This post is part of an occasional series called Finding God in Children’s Literature, in which I look at children’s books in light of the Bible and Sacred Tradition. All correlations between these books and the Christian faith are my own insights, unless otherwise noted. You may quote me or link to these posts, but please do not re-blog them or use these ideas as though they were your own. Thank you.
The great literature of western civilization, whether consciously or unconsciously, bears either the mark of the Gospel or the rejection of it. I don’t know whether Beatrix Potter was purposely teaching children about Divine Revelation in The Tale of Peter Rabbit. I do know that she was a Christian. Her most famous work of fiction suggests the Christian faith had permeated her imagination.
We read Peter Rabbit as part of our unit study on Adam and Eve. I was looking for children’s stories about gardens, and Peter Rabbit fit the bill. Now, I had read it many times before and knew the general plot. But I was astonished to find, as we read the two stories side by side, that Peter’s story is essentially Adam’s retold.
Let’s look at some of the plot points in the fall of man, and compare them to Peter Rabbit’s tale:
- God set Adam and Eve in the Garden of Eden. He warned them not to eat the fruit of the Tree of the Knowledge of Good and Evil. If they did, they would die.
Peter’s mother warned him not to sneak into Mr. McGregor’s garden to eat his vegetables. Otherwise, he might die, as his father had.
- Adam and Eve disobeyed and ate. So did Peter.
- They heard God walking in the garden. Afraid because of their nakedness, they hid.
Peter ran away as Mr. McGregor approached. He lost his coat and shoes, running away naked.
- God expelled Adam and Eve from Eden. An angel with a flaming sword kept them and their future descendants out.

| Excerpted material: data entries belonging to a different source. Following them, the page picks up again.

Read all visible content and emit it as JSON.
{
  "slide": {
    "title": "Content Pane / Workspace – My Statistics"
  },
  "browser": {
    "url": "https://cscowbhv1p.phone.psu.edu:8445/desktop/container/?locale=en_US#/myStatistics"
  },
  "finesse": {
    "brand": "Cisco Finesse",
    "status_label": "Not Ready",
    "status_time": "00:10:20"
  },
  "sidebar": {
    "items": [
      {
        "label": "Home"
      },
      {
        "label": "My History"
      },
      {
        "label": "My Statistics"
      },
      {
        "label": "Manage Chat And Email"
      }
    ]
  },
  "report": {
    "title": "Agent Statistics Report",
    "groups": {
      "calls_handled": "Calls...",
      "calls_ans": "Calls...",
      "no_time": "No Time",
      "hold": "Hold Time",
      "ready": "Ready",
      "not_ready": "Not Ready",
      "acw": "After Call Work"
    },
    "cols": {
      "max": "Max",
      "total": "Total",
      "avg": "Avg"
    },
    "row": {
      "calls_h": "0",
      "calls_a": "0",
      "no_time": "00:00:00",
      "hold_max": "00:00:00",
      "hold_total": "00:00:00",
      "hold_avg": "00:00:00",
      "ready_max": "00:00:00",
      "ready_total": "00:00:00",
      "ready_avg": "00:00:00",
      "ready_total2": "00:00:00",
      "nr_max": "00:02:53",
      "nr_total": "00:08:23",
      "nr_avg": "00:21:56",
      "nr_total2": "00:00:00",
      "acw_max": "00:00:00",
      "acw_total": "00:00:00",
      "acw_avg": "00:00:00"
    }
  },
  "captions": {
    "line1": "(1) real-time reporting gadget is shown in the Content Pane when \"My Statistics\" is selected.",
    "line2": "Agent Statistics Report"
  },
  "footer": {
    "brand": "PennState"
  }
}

Peter escaped from the garden. Mr. McGregor used Peter’s clothes to make a scarecrow to keep other creatures out.
- Adam and Eve could not eat the fruit of the Tree of Life. They would eventually die.
Peter’s overindulgence made him sick. His sisters ate blackberries (fruit!) for dinner, while he went to bed.
Now obviously, these are not all the events in either story. Peter Rabbit has no tempter. He chooses disobedience on his own. Nor does he make any type of fig-leaf clothing for himself. And an evening’s tummy ache is nothing compared to death. But the similarities are so striking, I wonder that more people haven’t seen them.
Reading literature as part of your study of the faith opens whole new vistas of meaning and understanding. It gives your children early lessons in allegory and symbolism. It’s exciting for parent and child alike. It creates opportunities for your child to write his own Bible-based fiction, and builds a bridge to Christian meditation.
Share with us: How else might you use Peter’s story in your homeschool? Did I miss any similarities? Can you think of other children’s books that mirror Bible stories?